Juniors adjust to changes in school year and testing

Computer+with+e-learning+graphic+displayed+on+screen%2C+junior+students+take+on+schooling+at+home.

Photo by and used with permission of https://pixabay.com/photos/e-learning-training-school-online-3734521/

Computer with e-learning graphic displayed on screen, junior students take on schooling at home.

Kara Yoon, Bear Facts Contributor

Junior year is notoriously the “hardest year of high school” and with COVID-19 turning students’ lives upside down,  juniors face even more challenges as they pursue online education.

“It’s definitely not my favorite for some classes,” Megan McGuckin, junior, said.  “Classes that are based on notes, like math and chemistry, I think I learned better with the teacher [because] I could ask questions right away instead of either having to email a teacher or ask someone else.”

The shift to e-learning seems to have placed a barrier between students and their teachers, but not all juniors feel that the change has had a negative impact.

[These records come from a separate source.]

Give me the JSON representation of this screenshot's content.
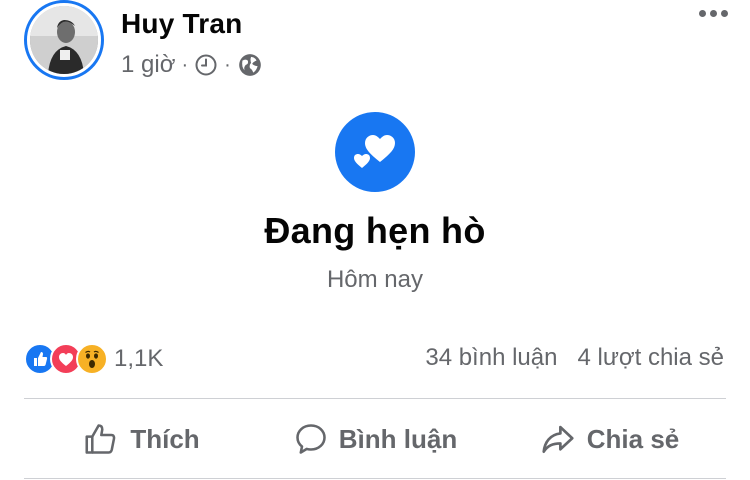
{
  "post": {
    "author": "Huy Tran",
    "time": "1 giờ",
    "separator": "·",
    "icons": [
      "clock-icon",
      "globe-icon",
      "more-options-icon"
    ]
  },
  "event": {
    "icon": "hearts-icon",
    "title": "Đang hẹn hò",
    "date": "Hôm nay"
  },
  "reactions": {
    "types": [
      "like",
      "love",
      "wow"
    ],
    "count": "1,1K"
  },
  "stats": {
    "comments": "34 bình luận",
    "shares": "4 lượt chia sẻ"
  },
  "actions": {
    "like": "Thích",
    "comment": "Bình luận",
    "share": "Chia sẻ"
  },
  "colors": {
    "accent": "#1877f2",
    "love": "#f33e58",
    "wow": "#f7b125",
    "secondary_text": "#65676b"
  }
}
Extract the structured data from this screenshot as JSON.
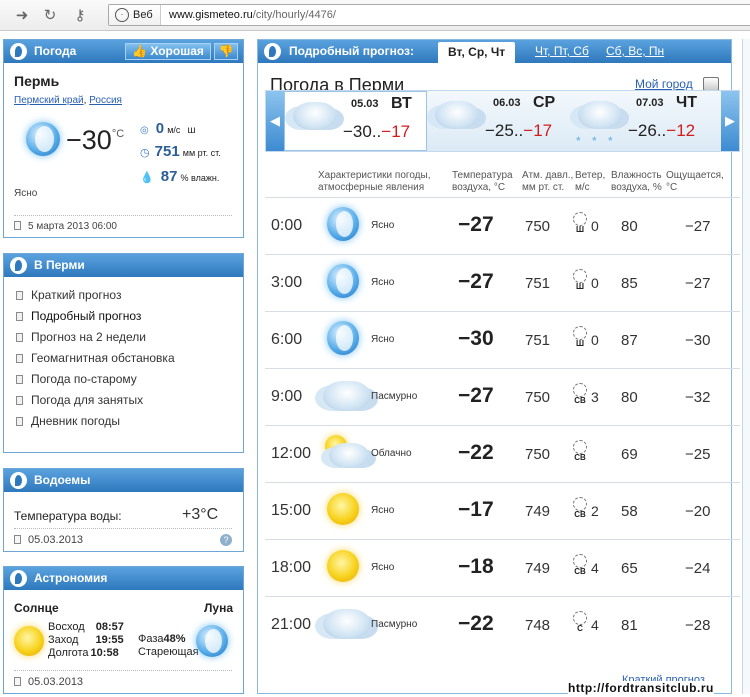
{
  "browser": {
    "site_label": "Веб",
    "url_host": "www.gismeteo.ru",
    "url_path": "/city/hourly/4476/"
  },
  "weather": {
    "header": "Погода",
    "mood": "Хорошая",
    "city": "Пермь",
    "region": "Пермский край",
    "sep": ",",
    "country": "Россия",
    "temp": "−30",
    "unit": "°C",
    "wind_val": "0",
    "wind_unit": "м/с",
    "wind_dir": "ш",
    "pressure_val": "751",
    "pressure_unit": "мм рт. ст.",
    "humidity_val": "87",
    "humidity_unit": "% влажн.",
    "condition": "Ясно",
    "date": "5 марта 2013 06:00"
  },
  "in_city": {
    "header": "В Перми",
    "items": [
      "Краткий прогноз",
      "Подробный прогноз",
      "Прогноз на 2 недели",
      "Геомагнитная обстановка",
      "Погода по-старому",
      "Погода для занятых",
      "Дневник погоды"
    ]
  },
  "water": {
    "header": "Водоемы",
    "label": "Температура воды:",
    "value": "+3°C",
    "date": "05.03.2013"
  },
  "astro": {
    "header": "Астрономия",
    "sun_label": "Солнце",
    "moon_label": "Луна",
    "rise_label": "Восход",
    "rise": "08:57",
    "set_label": "Заход",
    "set": "19:55",
    "length_label": "Долгота",
    "length": "10:58",
    "phase_label": "Фаза",
    "phase": "48%",
    "phase_name": "Стареющая",
    "date": "05.03.2013"
  },
  "forecast": {
    "header": "Подробный прогноз:",
    "tabs": [
      "Вт, Ср, Чт",
      "Чт, Пт, Сб",
      "Сб, Вс, Пн"
    ],
    "title": "Погода в Перми",
    "my_city": "Мой город",
    "days": [
      {
        "date": "05.03",
        "dow": "ВТ",
        "tmin": "−30..",
        "tmax": "−17"
      },
      {
        "date": "06.03",
        "dow": "СР",
        "tmin": "−25..",
        "tmax": "−17"
      },
      {
        "date": "07.03",
        "dow": "ЧТ",
        "tmin": "−26..",
        "tmax": "−12",
        "snow": "* * *"
      }
    ],
    "columns": {
      "cond1": "Характеристики погоды,",
      "cond2": "атмосферные явления",
      "temp1": "Температура",
      "temp2": "воздуха, °С",
      "press1": "Атм. давл.,",
      "press2": "мм рт. ст.",
      "wind1": "Ветер,",
      "wind2": "м/с",
      "hum1": "Влажность",
      "hum2": "воздуха, %",
      "feel1": "Ощущается,",
      "feel2": "°С"
    },
    "rows": [
      {
        "time": "0:00",
        "icon": "moon-icon",
        "cond": "Ясно",
        "temp": "−27",
        "press": "750",
        "dir": "Ш",
        "wind": "0",
        "hum": "80",
        "feel": "−27"
      },
      {
        "time": "3:00",
        "icon": "moon-icon",
        "cond": "Ясно",
        "temp": "−27",
        "press": "751",
        "dir": "Ш",
        "wind": "0",
        "hum": "85",
        "feel": "−27"
      },
      {
        "time": "6:00",
        "icon": "moon-icon",
        "cond": "Ясно",
        "temp": "−30",
        "press": "751",
        "dir": "Ш",
        "wind": "0",
        "hum": "87",
        "feel": "−30"
      },
      {
        "time": "9:00",
        "icon": "cloud-icon",
        "cond": "Пасмурно",
        "temp": "−27",
        "press": "750",
        "dir": "СВ",
        "wind": "3",
        "hum": "80",
        "feel": "−32"
      },
      {
        "time": "12:00",
        "icon": "sun-cloud-icon",
        "cond": "Облачно",
        "temp": "−22",
        "press": "750",
        "dir": "СВ",
        "wind": "",
        "hum": "69",
        "feel": "−25"
      },
      {
        "time": "15:00",
        "icon": "sun-icon",
        "cond": "Ясно",
        "temp": "−17",
        "press": "749",
        "dir": "СВ",
        "wind": "2",
        "hum": "58",
        "feel": "−20"
      },
      {
        "time": "18:00",
        "icon": "sun-icon",
        "cond": "Ясно",
        "temp": "−18",
        "press": "749",
        "dir": "СВ",
        "wind": "4",
        "hum": "65",
        "feel": "−24"
      },
      {
        "time": "21:00",
        "icon": "cloud-icon",
        "cond": "Пасмурно",
        "temp": "−22",
        "press": "748",
        "dir": "С",
        "wind": "4",
        "hum": "81",
        "feel": "−28"
      }
    ],
    "short_link": "Краткий прогноз"
  },
  "watermark": "http://fordtransitclub.ru",
  "colors": {
    "accent": "#2e78bd",
    "link": "#2a60b2",
    "hot": "#d11c1c"
  }
}
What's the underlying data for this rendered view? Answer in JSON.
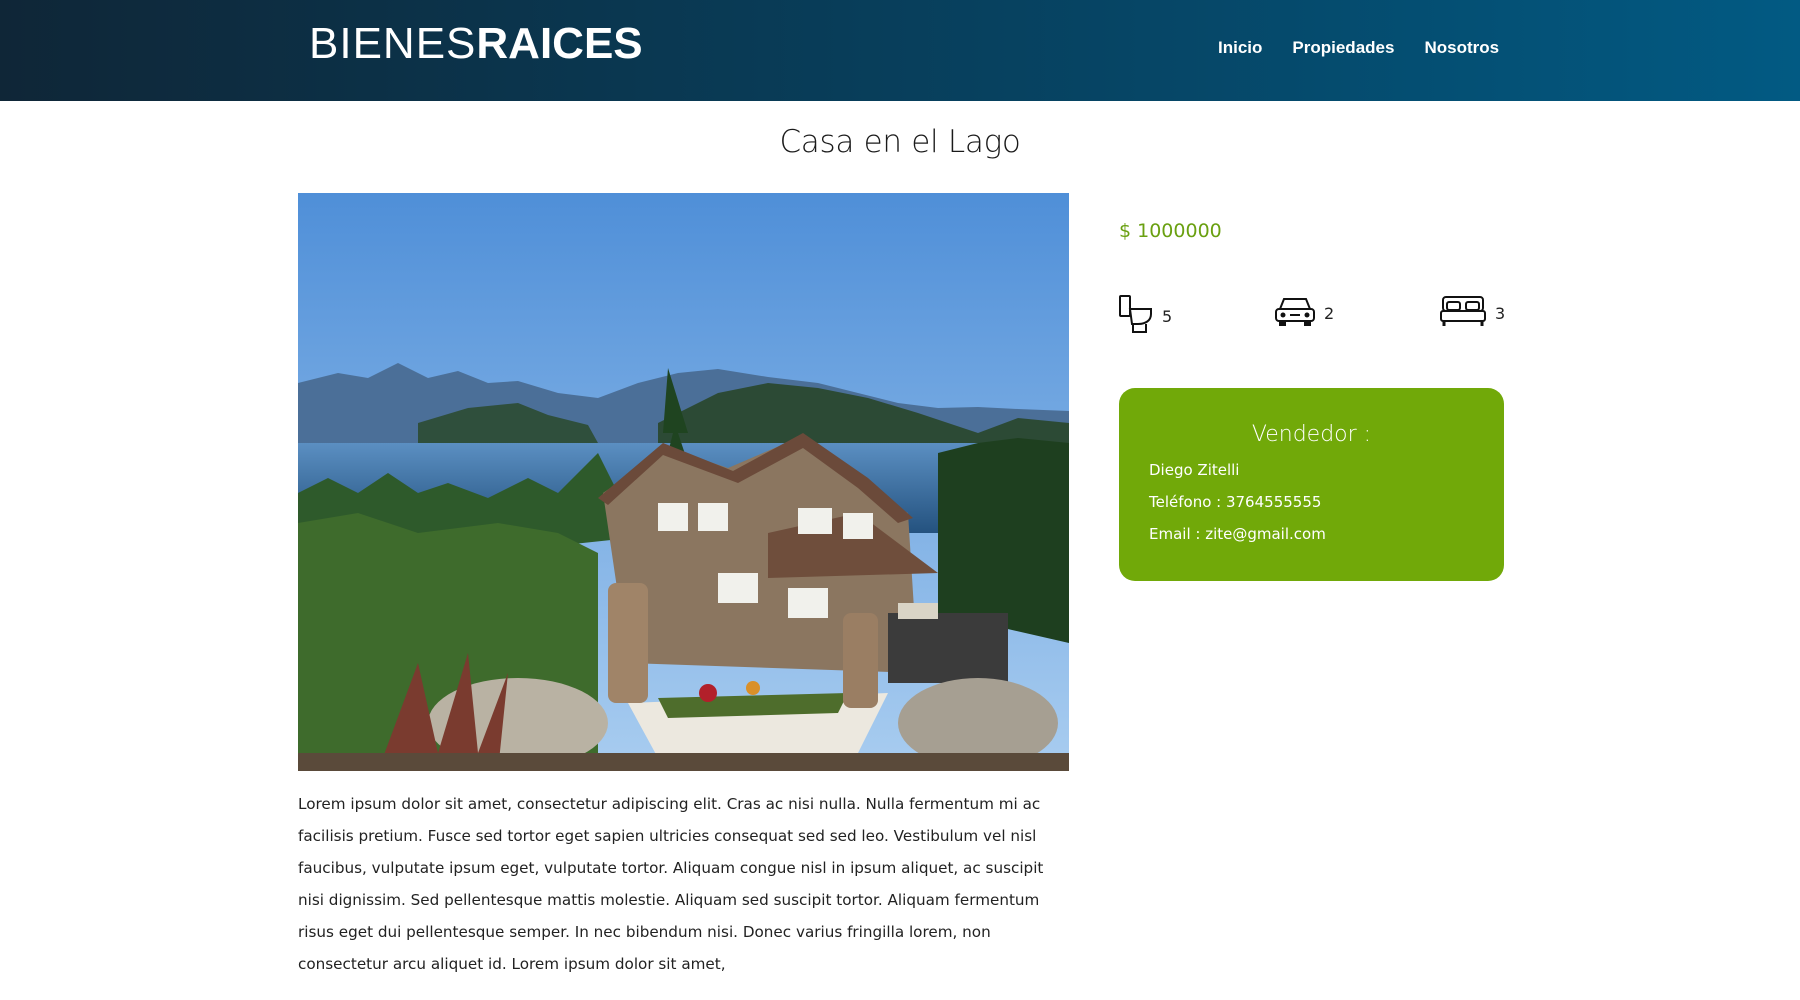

“It’s unlike anything we’ve ever experienced so far, so I didn’t really know how to handle it, especially with school and everything, but I feel like my stress levels have actually gone down,”  Tiffany Pham, junior, said. “I can sleep in and get ready to do homework, then finish it a lot earlier than a normal school day.”

Pham says that learning has given her the freedom to have more control over her own schooling schedule, but also has impacted her standardized tests that juniors historically need to prepare for in order to begin the process of applying for the colleges and universities that they want to attend after highschool.  

“I don’t have as much time to test anymore, so it’s actually really nerve-racking,” Pham said.  “I have the same studying strategies but it just feels completely different.  It’s hard for me to focus and stay on track because it’s so easy to get distracted.”

Many tests have been pushed back, changed, or canceled altogether.  Everything has been condensed down to so everything that we’ve been preparing is kind of changed,” Pham said.  “All of my AP teachers are trying to scramble and find different ways best to practice for just the SAQ [Short-Answer Question] portion.”

Although juniors have been preparing for testing for the ACT and SAT, the widely-shared experience for junior students will have to have to wait for the summer.

“I was supposed to take the ACT in April but then it was canceled so now I’m signed up for June and July.  Everything’s been pushed back towards the summer, which I really wasn’t hoping to do,” McGuckin said.  “I’m not super happy with it, but I understand the need to change it.”

As the test dates approach and learning continue to change much of how juniors thought testing would happen, they nonetheless continue to adapt to their unusual learning circumstances. 

“I think I was definitely more anxious about the first week right before spring break, because everything was really new and I didn’t really have a set routine,” McGuckin said.  “But I feel like now that I’m more of a routine I’m getting used to e-learning and it’s not that bad.”